Data extracted from a collection
• • • • • • •
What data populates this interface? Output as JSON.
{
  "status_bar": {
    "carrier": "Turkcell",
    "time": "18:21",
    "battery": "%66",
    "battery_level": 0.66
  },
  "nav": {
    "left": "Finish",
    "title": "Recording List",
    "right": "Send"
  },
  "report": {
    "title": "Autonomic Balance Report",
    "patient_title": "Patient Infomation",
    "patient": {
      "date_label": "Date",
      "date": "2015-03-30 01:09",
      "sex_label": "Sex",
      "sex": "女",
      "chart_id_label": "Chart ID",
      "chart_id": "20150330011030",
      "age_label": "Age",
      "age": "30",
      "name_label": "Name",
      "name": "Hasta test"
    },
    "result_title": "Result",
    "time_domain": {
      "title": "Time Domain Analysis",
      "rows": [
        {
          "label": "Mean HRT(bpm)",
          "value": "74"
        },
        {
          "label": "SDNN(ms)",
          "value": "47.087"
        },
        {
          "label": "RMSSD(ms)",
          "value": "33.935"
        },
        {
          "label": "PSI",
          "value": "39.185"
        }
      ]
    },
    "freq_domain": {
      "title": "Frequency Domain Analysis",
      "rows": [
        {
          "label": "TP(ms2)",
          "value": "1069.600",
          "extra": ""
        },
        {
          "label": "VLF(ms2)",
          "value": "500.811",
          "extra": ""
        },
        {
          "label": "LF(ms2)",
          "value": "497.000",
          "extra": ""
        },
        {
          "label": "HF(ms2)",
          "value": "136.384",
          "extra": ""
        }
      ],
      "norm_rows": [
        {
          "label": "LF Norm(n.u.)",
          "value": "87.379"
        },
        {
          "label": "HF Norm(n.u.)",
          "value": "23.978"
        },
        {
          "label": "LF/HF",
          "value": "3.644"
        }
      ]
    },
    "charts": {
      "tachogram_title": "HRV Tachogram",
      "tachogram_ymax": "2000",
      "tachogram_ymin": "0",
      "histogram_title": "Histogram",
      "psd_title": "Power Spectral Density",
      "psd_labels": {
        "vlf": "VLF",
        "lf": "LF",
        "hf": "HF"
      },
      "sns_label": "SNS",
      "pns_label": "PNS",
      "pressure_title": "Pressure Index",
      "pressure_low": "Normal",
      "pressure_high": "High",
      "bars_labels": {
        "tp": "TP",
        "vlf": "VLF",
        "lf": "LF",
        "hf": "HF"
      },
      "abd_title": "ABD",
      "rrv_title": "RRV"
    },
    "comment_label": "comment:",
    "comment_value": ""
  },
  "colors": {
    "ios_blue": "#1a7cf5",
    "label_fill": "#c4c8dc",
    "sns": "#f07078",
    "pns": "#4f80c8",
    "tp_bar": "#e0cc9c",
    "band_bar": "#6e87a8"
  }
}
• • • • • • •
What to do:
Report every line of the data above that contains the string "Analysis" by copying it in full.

Exercise result:
      "title": "Time Domain Analysis",
      "title": "Frequency Domain Analysis",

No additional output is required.